Back in high school, I played A LOT of WordRacer (the Yahoo Games version of Boggle). After taking computer programming courses in college, it seemed fun to write a little program that would automatically solve those puzzles by finding every word. So here's a little python program that does exactly that.

Note that this was written A LONG time ago (maybe 2002?) and the code could be a lot cleaner . It requires an external dictionary text file (one word per line). Here goes:

import os, sys

# grab puzzle letters from STDIN
letters = sys.argv[1:]

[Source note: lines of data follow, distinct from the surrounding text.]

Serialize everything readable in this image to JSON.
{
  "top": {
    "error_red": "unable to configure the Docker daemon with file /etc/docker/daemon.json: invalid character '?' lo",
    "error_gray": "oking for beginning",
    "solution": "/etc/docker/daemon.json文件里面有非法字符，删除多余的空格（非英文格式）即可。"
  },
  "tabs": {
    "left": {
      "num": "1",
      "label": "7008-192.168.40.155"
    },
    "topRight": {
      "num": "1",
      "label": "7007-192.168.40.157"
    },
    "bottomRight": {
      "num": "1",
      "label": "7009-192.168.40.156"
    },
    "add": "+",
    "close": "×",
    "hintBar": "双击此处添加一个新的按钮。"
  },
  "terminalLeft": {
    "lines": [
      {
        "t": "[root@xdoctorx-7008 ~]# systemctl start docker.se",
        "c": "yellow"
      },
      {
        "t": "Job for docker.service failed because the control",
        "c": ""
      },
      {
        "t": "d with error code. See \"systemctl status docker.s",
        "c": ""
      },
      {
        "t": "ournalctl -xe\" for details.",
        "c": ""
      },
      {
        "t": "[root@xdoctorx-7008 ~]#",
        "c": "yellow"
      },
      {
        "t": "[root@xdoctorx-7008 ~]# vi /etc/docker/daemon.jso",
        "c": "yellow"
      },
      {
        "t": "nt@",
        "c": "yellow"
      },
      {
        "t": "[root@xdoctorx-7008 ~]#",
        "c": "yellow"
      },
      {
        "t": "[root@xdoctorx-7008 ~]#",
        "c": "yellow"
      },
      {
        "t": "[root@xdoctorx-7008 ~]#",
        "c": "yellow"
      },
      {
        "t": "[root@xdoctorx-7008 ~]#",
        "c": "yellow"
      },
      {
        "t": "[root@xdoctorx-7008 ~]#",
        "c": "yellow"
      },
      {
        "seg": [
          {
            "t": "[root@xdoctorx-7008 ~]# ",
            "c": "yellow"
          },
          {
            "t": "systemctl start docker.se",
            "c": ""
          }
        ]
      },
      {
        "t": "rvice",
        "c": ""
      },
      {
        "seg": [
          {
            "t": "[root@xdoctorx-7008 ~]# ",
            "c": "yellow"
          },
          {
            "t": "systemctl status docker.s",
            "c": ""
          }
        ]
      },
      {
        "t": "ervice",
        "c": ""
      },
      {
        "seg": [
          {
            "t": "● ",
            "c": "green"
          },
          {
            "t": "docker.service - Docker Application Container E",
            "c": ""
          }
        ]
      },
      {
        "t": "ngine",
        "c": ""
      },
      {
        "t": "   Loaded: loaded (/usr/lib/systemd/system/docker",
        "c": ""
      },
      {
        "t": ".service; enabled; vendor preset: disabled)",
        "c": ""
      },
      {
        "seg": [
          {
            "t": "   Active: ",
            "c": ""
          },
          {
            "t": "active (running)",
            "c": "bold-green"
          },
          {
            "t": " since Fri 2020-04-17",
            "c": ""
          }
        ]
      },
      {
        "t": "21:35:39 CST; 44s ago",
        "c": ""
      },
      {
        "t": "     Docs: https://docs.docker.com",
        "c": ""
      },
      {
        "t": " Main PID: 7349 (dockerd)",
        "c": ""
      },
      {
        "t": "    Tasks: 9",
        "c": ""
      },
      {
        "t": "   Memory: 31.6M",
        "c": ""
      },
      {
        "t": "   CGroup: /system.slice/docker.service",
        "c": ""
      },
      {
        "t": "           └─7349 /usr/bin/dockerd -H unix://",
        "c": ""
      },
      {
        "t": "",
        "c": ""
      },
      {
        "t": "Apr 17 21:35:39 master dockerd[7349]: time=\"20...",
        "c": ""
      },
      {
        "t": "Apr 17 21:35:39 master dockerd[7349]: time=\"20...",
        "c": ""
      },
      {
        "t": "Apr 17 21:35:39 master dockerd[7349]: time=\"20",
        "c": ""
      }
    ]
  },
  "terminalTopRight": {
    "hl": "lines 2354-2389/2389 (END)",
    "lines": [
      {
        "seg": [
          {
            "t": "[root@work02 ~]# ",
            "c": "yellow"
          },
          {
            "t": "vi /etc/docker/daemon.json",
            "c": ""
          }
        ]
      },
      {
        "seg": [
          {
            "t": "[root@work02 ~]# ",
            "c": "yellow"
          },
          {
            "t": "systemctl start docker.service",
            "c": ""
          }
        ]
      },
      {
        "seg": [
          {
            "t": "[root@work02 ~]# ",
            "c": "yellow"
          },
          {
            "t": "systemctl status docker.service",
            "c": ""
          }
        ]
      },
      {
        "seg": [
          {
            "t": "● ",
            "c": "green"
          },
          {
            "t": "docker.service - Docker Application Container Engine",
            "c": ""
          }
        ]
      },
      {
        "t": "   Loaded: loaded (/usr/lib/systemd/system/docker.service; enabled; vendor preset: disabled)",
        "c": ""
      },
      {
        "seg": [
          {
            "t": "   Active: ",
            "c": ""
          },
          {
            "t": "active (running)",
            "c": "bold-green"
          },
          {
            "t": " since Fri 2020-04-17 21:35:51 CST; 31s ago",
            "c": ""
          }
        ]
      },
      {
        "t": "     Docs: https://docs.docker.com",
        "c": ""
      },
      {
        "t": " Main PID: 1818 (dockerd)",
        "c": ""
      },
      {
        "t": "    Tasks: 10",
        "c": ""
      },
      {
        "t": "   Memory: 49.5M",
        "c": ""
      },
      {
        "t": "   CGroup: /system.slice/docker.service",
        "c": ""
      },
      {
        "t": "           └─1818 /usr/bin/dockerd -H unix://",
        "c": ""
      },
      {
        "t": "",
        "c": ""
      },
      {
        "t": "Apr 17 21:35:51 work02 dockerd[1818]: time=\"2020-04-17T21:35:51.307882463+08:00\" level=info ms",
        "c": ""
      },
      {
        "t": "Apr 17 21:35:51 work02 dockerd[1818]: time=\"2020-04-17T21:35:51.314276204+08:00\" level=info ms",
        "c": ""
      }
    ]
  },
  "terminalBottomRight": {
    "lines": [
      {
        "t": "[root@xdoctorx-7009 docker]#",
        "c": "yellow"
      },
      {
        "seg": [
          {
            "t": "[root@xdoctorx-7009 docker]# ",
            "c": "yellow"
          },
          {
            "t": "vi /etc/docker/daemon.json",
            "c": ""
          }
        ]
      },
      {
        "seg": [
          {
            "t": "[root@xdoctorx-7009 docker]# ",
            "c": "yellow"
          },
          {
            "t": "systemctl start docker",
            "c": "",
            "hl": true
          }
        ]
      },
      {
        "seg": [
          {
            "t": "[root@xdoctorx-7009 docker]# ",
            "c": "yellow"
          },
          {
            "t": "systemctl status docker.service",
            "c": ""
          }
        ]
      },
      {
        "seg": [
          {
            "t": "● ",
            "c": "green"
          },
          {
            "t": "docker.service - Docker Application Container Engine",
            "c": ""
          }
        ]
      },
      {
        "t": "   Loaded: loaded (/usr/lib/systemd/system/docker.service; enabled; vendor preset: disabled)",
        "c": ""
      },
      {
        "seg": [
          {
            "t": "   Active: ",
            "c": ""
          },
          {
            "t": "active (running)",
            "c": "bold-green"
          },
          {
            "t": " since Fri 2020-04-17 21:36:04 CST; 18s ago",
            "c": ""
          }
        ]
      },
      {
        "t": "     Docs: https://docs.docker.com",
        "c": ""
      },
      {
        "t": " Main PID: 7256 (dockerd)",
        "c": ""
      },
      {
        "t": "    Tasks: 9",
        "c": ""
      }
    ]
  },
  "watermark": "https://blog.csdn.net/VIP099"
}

# build a hash of words
# 't' - terminal (a word)
# 'n' - nonterminal
dict = {}
words = open('dict.txt','r').readlines()
for word in words:
    for i in range(len(word)-1):
        if i == len(word)-2 and len(word) > 3:
            dict[word[0:i+1]] = 't'
        else:
            if not dict.has_key(word[0:i+1]):
                dict[word[0:i+1]] = 'n'

# the solution
soln = {}

class Node:
    def __init__(self, let):
        self.l = let
        self.v = 0
        self.n = []
    def visit(self, word):
        self.v = 1
        if dict.has_key(word+self.l):
            if dict[word+self.l] == 't':
                soln[word+self.l] = word+self.l
            for n in self.n:
                if not n.v:
                    n.v = 1
                    n.visit(word+self.l)
                    n.v = 0
        self.v = 0

# build the puzzle as a list of nodes
nodes = []
for l in letters:
    nodes.append(Node(l))

# must have exactly 16 nodes
if len(nodes) != 16:
 print 'error determining letters - check screen'
 exit()

# link nodes into a 4x4 grid
#
#  0  1  2  3
#  4  5  6  7
#  8  9 10 11
# 12 13 14 15
#

nodes[0].n  = [nodes[1],nodes[4],nodes[5]]
nodes[1].n  = [nodes[0],nodes[2],nodes[4],nodes[5],nodes[6]]
nodes[2].n  = [nodes[1],nodes[3],nodes[5],nodes[6],nodes[7]]
nodes[3].n  = [nodes[2],nodes[6],nodes[7]]

nodes[4].n  = [nodes[0],nodes[1],nodes[5],nodes[8],nodes[9]]
nodes[5].n  = [nodes[0],nodes[1],nodes[2],nodes[4],nodes[6],nodes[8],nodes[9],nodes[10]]
nodes[6].n  = [nodes[1],nodes[2],nodes[3],nodes[5],nodes[7],nodes[9],nodes[10],nodes[11]]
nodes[7].n  = [nodes[2],nodes[3],nodes[6],nodes[10],nodes[11]]

nodes[8].n  = [nodes[4],nodes[5],nodes[9],nodes[12],nodes[13]]
nodes[9].n  = [nodes[4],nodes[5],nodes[6],nodes[8],nodes[10],nodes[12],nodes[13],nodes[14]]
nodes[10].n = [nodes[5],nodes[6],nodes[7],nodes[9],nodes[11],nodes[13],nodes[14],nodes[15]]
nodes[11].n = [nodes[6],nodes[7],nodes[10],nodes[14],nodes[15]]

nodes[12].n = [nodes[8],nodes[9],nodes[13]]
nodes[13].n = [nodes[8],nodes[9],nodes[10],nodes[12],nodes[14]]
nodes[14].n = [nodes[9],nodes[10],nodes[11],nodes[13],nodes[15]]
nodes[15].n = [nodes[10],nodes[11],nodes[14]]

# solve the puzzle
for n in nodes:
    n.visit('')

# compare two strings by length
def lensort(x,y):
    return cmp(len(x),len(y))

# print the solution in order of ascending length
soln2 = soln.keys()
soln2.sort(lensort)
for w in soln2:
    print w

Using it is pretty simple - just call the program from the command line with 16 letters as arguments, like so:

python wracer.py a b c d e f g h i j k l m n o p

That would correspond to a puzzle that looks like this:

A B C D
E F G H
I J K L
M N O P

And here's the solution:

nim
jin
pol
fie
ink
kop
lop
fin
mink
knop
jink
fink
fino
glop
plonk
knife

You don't have to stick to 4x4 puzzles. The solution algorithm is nice and generic and will work for any shape or size if you just link up the nodes differently.

It's a funny thing about programs like this. I got a lot more enjoyment out of writing the program than actually using it. It's fun to blow people out of the water with a huge score, but it gets boring pretty quick.